But more and more players are giving me the feedback that it's a big part of what makes them quit the game.
They either feel powerless when facing AIs that are there for a while and handle much more cases than theirs or just don't feel like they are willing to spend enough time refining it to reach that level of hardly maintainable complexity.
It seems like iteration has a much bigger impact than creativity after all.
Improving by iteration is one of the many aspects of programming I want to communicate to the player with Gladiabots.
But the most interesting part for me is this creative power you feel when starting a new piece of code.
Real game designers (meaning not wannabes like me) often say that constraints can be a catalyst for creativity.

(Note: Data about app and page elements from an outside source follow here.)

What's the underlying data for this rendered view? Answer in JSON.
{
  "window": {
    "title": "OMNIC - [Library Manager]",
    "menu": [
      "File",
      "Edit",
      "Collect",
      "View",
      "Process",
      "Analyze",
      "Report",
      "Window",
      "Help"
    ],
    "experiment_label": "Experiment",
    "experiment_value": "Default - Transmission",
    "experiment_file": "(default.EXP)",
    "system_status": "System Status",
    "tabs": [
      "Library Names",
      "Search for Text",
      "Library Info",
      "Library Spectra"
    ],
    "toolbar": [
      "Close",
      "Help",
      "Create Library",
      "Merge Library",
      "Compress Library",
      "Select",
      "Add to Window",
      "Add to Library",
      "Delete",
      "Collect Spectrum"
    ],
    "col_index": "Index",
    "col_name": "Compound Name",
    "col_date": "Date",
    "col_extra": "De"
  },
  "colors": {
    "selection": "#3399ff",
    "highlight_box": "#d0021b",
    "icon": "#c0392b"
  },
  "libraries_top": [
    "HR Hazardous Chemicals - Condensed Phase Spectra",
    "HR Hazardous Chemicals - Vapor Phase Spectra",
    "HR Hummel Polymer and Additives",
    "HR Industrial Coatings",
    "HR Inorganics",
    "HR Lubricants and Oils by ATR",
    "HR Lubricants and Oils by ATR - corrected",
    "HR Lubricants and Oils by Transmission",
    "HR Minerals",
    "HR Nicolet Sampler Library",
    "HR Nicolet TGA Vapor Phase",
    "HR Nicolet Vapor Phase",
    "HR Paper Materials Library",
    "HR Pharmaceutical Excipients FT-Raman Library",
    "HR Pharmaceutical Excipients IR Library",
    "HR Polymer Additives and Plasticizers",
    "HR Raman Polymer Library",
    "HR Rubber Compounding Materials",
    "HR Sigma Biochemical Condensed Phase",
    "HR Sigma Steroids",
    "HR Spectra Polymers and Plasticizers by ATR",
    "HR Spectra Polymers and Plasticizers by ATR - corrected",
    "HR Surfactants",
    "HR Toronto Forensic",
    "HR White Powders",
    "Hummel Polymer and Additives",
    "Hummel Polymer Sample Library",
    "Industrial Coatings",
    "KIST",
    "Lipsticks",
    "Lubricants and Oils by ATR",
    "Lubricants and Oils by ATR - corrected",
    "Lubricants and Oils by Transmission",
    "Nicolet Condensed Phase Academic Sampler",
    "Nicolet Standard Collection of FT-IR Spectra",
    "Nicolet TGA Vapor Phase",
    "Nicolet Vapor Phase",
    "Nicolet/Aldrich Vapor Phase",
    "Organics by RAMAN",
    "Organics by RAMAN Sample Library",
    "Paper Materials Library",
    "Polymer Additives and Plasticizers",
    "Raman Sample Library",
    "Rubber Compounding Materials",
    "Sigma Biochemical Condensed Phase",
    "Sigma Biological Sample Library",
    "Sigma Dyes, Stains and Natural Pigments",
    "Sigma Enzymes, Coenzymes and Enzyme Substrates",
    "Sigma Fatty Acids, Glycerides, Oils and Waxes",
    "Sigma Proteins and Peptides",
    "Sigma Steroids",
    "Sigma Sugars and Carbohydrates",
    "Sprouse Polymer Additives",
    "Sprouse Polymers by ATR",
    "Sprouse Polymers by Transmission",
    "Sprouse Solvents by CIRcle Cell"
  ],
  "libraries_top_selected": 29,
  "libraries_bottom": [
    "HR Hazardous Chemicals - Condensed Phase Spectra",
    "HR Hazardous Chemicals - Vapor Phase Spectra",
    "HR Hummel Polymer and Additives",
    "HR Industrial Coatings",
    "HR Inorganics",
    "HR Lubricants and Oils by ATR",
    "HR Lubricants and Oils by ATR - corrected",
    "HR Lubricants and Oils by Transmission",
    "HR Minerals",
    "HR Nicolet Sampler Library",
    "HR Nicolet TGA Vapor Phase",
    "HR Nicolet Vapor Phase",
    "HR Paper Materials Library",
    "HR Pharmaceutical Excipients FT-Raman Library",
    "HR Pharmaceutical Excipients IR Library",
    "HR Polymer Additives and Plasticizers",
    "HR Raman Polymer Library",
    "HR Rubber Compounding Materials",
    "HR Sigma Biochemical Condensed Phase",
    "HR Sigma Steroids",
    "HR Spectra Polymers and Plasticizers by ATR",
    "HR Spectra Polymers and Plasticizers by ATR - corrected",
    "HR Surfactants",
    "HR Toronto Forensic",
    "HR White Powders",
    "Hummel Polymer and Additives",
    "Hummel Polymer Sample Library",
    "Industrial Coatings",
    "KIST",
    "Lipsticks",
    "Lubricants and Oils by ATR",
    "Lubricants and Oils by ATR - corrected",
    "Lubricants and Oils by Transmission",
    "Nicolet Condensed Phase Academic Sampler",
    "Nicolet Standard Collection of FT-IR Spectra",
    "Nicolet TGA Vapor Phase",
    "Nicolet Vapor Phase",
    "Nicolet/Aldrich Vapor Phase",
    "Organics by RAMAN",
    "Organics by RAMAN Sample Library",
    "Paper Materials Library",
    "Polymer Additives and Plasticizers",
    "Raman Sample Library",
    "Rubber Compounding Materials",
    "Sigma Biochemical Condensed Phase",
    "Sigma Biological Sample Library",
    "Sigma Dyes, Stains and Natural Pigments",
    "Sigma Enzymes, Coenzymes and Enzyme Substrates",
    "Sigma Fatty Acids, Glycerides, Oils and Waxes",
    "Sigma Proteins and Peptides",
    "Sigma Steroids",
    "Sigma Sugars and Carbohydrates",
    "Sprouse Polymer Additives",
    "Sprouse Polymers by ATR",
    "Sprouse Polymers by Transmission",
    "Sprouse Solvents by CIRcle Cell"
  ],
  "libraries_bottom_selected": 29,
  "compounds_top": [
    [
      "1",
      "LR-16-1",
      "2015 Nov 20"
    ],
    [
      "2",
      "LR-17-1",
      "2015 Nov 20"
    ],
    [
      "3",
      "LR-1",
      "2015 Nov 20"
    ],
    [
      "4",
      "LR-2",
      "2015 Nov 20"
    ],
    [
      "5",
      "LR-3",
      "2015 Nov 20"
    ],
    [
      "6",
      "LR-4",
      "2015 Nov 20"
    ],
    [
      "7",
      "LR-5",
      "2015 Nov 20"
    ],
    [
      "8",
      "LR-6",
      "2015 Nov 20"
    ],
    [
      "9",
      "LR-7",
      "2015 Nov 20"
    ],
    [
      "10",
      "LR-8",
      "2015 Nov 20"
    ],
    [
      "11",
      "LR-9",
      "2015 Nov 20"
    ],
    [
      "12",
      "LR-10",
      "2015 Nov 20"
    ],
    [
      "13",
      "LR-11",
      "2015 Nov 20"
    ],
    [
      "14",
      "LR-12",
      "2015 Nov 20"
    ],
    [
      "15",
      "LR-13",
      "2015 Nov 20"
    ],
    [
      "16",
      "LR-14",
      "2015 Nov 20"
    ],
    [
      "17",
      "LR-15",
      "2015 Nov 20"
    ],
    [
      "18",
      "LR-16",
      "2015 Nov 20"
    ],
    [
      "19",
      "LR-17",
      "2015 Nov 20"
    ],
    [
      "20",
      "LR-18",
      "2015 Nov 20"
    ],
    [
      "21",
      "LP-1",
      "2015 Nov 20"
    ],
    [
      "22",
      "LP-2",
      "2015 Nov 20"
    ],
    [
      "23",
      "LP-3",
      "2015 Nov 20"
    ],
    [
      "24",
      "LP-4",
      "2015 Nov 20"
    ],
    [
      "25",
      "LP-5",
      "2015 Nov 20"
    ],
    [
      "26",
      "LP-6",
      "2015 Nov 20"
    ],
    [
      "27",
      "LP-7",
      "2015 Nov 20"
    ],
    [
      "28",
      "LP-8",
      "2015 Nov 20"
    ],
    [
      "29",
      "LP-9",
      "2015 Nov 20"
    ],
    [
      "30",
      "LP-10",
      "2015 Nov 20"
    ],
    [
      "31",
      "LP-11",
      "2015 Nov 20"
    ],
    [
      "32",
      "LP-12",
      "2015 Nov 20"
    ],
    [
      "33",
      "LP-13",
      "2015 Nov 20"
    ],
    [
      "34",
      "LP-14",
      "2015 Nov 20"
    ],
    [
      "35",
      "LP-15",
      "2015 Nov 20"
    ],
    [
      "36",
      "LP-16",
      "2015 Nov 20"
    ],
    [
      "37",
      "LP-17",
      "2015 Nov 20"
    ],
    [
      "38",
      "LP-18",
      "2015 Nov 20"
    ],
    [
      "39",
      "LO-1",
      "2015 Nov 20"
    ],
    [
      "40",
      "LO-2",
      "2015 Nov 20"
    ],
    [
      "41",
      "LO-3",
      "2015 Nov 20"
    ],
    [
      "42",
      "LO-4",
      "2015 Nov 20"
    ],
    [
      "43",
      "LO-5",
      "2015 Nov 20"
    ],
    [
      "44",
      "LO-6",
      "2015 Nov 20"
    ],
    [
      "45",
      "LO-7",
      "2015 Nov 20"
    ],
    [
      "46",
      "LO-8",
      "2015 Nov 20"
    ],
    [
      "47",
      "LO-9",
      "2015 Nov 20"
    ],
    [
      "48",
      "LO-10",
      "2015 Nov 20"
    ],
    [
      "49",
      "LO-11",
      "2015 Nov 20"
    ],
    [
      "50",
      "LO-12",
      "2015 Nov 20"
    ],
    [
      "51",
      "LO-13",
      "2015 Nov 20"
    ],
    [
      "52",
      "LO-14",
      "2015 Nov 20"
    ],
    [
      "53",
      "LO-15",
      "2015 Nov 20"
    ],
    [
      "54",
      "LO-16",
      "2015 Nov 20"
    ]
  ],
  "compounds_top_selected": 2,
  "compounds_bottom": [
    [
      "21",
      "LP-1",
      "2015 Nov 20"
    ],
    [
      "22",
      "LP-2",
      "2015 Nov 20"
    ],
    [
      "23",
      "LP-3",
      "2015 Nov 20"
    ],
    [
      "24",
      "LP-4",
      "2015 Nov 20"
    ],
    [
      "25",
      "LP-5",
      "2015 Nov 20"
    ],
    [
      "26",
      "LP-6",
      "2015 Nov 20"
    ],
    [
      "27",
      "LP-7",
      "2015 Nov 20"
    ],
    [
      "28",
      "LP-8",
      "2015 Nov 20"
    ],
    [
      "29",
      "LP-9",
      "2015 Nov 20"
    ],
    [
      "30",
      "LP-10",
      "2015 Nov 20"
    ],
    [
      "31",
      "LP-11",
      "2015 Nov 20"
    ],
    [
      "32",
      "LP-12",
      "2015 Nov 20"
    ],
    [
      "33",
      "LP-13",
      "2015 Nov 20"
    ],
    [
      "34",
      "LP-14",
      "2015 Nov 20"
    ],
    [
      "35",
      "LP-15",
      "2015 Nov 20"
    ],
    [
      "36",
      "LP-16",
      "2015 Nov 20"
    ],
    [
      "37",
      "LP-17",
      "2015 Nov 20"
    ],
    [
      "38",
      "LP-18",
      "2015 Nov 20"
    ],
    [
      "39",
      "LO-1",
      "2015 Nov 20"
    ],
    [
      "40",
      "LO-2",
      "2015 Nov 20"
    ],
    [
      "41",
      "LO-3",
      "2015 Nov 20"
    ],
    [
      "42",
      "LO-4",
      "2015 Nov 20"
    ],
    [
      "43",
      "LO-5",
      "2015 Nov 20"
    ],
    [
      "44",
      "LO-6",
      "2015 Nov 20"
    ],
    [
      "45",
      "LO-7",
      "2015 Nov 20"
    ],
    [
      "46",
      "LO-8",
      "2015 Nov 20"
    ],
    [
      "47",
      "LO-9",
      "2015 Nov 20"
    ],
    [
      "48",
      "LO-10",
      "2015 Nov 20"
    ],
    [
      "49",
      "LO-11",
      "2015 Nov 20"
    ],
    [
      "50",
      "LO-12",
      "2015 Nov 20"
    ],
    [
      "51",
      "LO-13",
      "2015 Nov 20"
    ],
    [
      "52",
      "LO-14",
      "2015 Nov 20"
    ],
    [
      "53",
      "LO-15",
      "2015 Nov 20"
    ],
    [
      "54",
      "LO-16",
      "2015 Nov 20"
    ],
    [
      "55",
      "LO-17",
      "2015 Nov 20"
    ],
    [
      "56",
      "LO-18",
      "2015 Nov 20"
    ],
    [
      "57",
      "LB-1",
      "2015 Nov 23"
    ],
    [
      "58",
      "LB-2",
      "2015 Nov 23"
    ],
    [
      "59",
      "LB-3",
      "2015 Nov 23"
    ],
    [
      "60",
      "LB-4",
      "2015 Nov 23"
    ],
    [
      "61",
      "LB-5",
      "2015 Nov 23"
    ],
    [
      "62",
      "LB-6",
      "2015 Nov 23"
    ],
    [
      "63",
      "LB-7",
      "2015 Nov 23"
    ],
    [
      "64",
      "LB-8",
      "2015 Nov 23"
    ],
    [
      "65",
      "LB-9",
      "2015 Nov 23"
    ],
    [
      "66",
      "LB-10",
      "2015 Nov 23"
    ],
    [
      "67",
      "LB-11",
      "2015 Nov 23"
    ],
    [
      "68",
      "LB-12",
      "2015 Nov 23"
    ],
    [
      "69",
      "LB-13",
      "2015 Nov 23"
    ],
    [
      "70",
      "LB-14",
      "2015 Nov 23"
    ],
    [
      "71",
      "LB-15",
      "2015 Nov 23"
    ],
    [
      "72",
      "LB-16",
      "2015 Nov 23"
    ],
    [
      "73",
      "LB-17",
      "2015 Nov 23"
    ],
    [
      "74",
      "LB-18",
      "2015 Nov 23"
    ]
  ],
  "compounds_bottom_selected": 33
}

So I'm thinking about introducing some limits to the size of the AIs.
Latest tournaments seem to prove that some of you are interested by this kind of constraints.
Of course, I'm anticipating the feedback from the "oldest" players who must fear for their mighty AIs.
There won't be one magic size that satisfies all players so I'm thinking about something like the cups in Mario kart.
So different difficulty (or more accurately complexity) levels like 10, 20, 50, 100 nodes for example (don't focus on the values but on the concept).
Players would choose in which category they would like to compete.
Beginners would most likely try lower complexities first and when they feel confident enough, could try higher ones.
Already established players could find new challenges in lower ones, having to change their way of designing their AIs, focusing on some parts of their global strategy or trying to make it all fit in less space, etc.
So, what's your opinion about that?